**PROMPT:**
Before returning the data, strip out the pictures and keep everything else exactly the same.

**DATA TO EXAMINE:**
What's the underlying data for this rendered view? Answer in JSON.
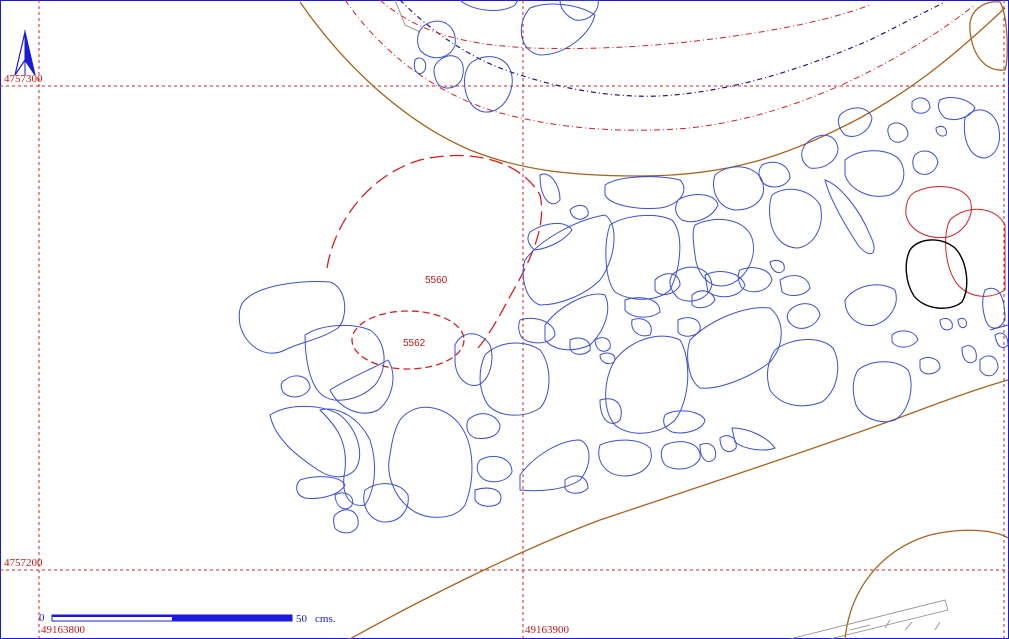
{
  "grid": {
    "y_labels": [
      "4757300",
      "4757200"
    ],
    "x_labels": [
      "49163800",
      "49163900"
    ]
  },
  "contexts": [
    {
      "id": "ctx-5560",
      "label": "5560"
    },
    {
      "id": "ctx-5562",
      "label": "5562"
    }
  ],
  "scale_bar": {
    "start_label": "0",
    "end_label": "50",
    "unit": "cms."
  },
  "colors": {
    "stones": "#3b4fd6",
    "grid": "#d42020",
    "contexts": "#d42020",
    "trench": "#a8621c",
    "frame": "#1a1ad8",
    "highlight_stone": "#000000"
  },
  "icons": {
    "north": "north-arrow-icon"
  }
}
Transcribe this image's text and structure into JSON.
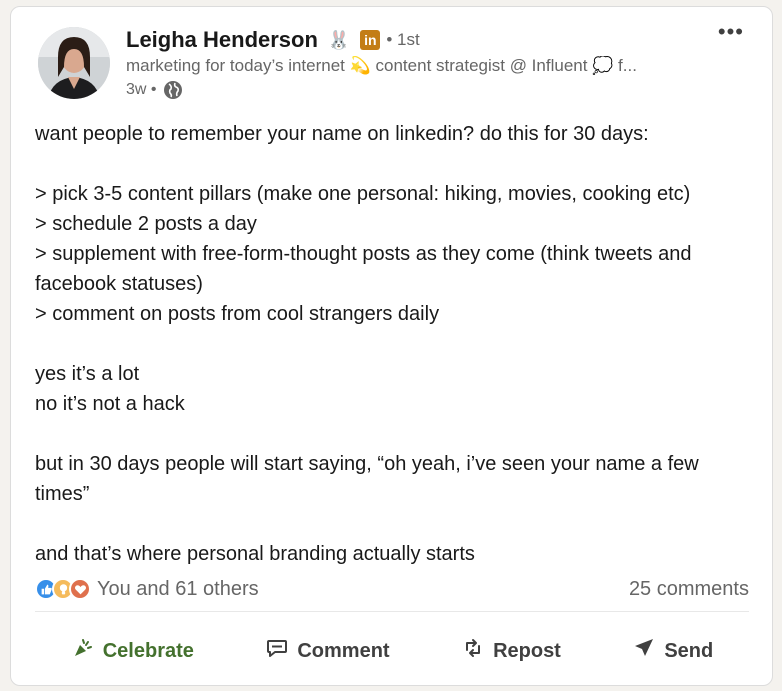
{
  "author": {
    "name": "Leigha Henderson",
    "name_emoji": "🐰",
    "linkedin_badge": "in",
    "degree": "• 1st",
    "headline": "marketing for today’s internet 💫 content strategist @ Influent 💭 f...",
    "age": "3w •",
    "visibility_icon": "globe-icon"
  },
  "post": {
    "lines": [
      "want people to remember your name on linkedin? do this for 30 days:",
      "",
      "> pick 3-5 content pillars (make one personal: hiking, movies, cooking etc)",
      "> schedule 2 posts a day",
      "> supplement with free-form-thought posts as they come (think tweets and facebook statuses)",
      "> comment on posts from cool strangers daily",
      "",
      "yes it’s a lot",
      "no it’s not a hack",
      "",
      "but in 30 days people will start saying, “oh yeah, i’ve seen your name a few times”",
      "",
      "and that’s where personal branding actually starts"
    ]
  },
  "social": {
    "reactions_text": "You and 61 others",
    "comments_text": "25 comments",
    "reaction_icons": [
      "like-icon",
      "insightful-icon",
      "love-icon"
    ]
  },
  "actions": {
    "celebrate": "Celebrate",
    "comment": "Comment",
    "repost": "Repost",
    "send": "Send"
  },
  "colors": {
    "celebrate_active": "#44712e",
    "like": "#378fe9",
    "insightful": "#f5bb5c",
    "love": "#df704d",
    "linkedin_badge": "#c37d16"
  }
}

**OUTPUT:**
What's the underlying data for this rendered view? Answer in JSON.
{
  "grid": {
    "y_labels": [
      "4757300",
      "4757200"
    ],
    "x_labels": [
      "49163800",
      "49163900"
    ]
  },
  "contexts": [
    {
      "id": "ctx-5560",
      "label": "5560"
    },
    {
      "id": "ctx-5562",
      "label": "5562"
    }
  ],
  "scale_bar": {
    "start_label": "0",
    "end_label": "50",
    "unit": "cms."
  },
  "colors": {
    "stones": "#3b4fd6",
    "grid": "#d42020",
    "contexts": "#d42020",
    "trench": "#a8621c",
    "frame": "#1a1ad8",
    "highlight_stone": "#000000"
  },
  "icons": {
    "north": "north-arrow-icon"
  }
}
Transcribe this image's text and structure into JSON.
{
  "author": {
    "name": "Leigha Henderson",
    "name_emoji": "🐰",
    "linkedin_badge": "in",
    "degree": "• 1st",
    "headline": "marketing for today’s internet 💫 content strategist @ Influent 💭 f...",
    "age": "3w •",
    "visibility_icon": "globe-icon"
  },
  "post": {
    "lines": [
      "want people to remember your name on linkedin? do this for 30 days:",
      "",
      "> pick 3-5 content pillars (make one personal: hiking, movies, cooking etc)",
      "> schedule 2 posts a day",
      "> supplement with free-form-thought posts as they come (think tweets and facebook statuses)",
      "> comment on posts from cool strangers daily",
      "",
      "yes it’s a lot",
      "no it’s not a hack",
      "",
      "but in 30 days people will start saying, “oh yeah, i’ve seen your name a few times”",
      "",
      "and that’s where personal branding actually starts"
    ]
  },
  "social": {
    "reactions_text": "You and 61 others",
    "comments_text": "25 comments",
    "reaction_icons": [
      "like-icon",
      "insightful-icon",
      "love-icon"
    ]
  },
  "actions": {
    "celebrate": "Celebrate",
    "comment": "Comment",
    "repost": "Repost",
    "send": "Send"
  },
  "colors": {
    "celebrate_active": "#44712e",
    "like": "#378fe9",
    "insightful": "#f5bb5c",
    "love": "#df704d",
    "linkedin_badge": "#c37d16"
  }
}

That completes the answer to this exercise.